* [PROBLEM STATEMENT]: Keep only the lines that hold the string "label", filtering out the rest of the entries below.

* [SUPPLIED RECORDS]:
-------

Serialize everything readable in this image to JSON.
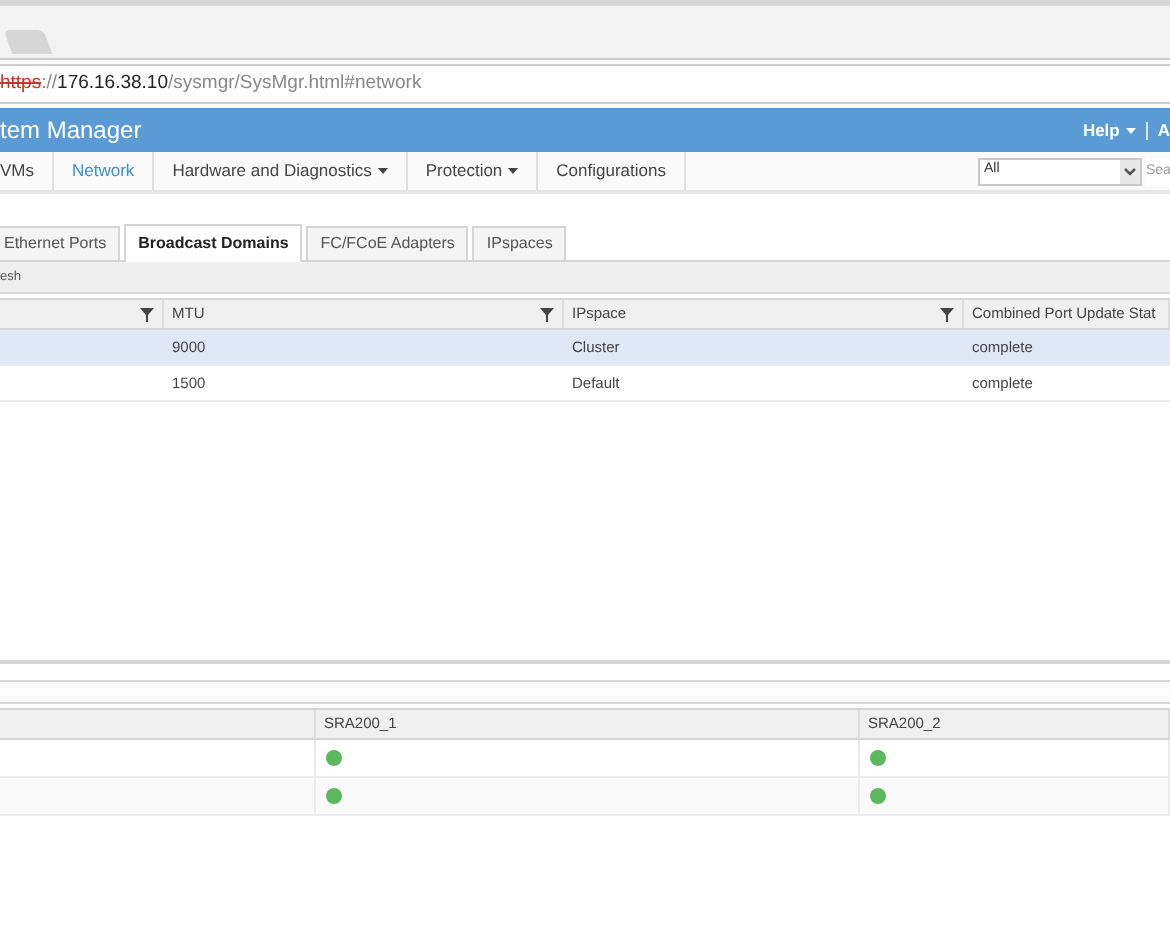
{
  "address": {
    "scheme": "https",
    "separator": "://",
    "host": "176.16.38.10",
    "path": "/sysmgr/SysMgr.html#network"
  },
  "header": {
    "title": "tem Manager",
    "help": "Help",
    "user": "A"
  },
  "nav": [
    {
      "label": "VMs",
      "selected": false,
      "dropdown": false
    },
    {
      "label": "Network",
      "selected": true,
      "dropdown": false
    },
    {
      "label": "Hardware and Diagnostics",
      "selected": false,
      "dropdown": true
    },
    {
      "label": "Protection",
      "selected": false,
      "dropdown": true
    },
    {
      "label": "Configurations",
      "selected": false,
      "dropdown": false
    }
  ],
  "filter": {
    "value": "All"
  },
  "search": {
    "placeholder": "Sea"
  },
  "tabs": [
    {
      "label": "Ethernet Ports",
      "selected": false
    },
    {
      "label": "Broadcast Domains",
      "selected": true
    },
    {
      "label": "FC/FCoE Adapters",
      "selected": false
    },
    {
      "label": "IPspaces",
      "selected": false
    }
  ],
  "toolbar": {
    "refresh": "esh"
  },
  "table": {
    "columns": [
      {
        "filter": true
      },
      {
        "label": "MTU",
        "filter": true
      },
      {
        "label": "IPspace",
        "filter": true
      },
      {
        "label": "Combined Port Update Stat",
        "filter": false
      }
    ],
    "rows": [
      {
        "selected": true,
        "cells": [
          "",
          "9000",
          "Cluster",
          "complete"
        ]
      },
      {
        "selected": false,
        "cells": [
          "",
          "1500",
          "Default",
          "complete"
        ]
      }
    ]
  },
  "nodes_table": {
    "columns": [
      "",
      "SRA200_1",
      "SRA200_2"
    ],
    "rows": [
      {
        "status": [
          {
            "online": true
          },
          {
            "online": true
          }
        ]
      },
      {
        "status": [
          {
            "online": true
          },
          {
            "online": true
          }
        ]
      }
    ]
  }
}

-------

* [EXERCISE OUTPUT]:
      "label": "VMs",
      "label": "Network",
      "label": "Hardware and Diagnostics",
      "label": "Protection",
      "label": "Configurations",
      "label": "Ethernet Ports",
      "label": "Broadcast Domains",
      "label": "FC/FCoE Adapters",
      "label": "IPspaces",
        "label": "MTU",
        "label": "IPspace",
        "label": "Combined Port Update Stat",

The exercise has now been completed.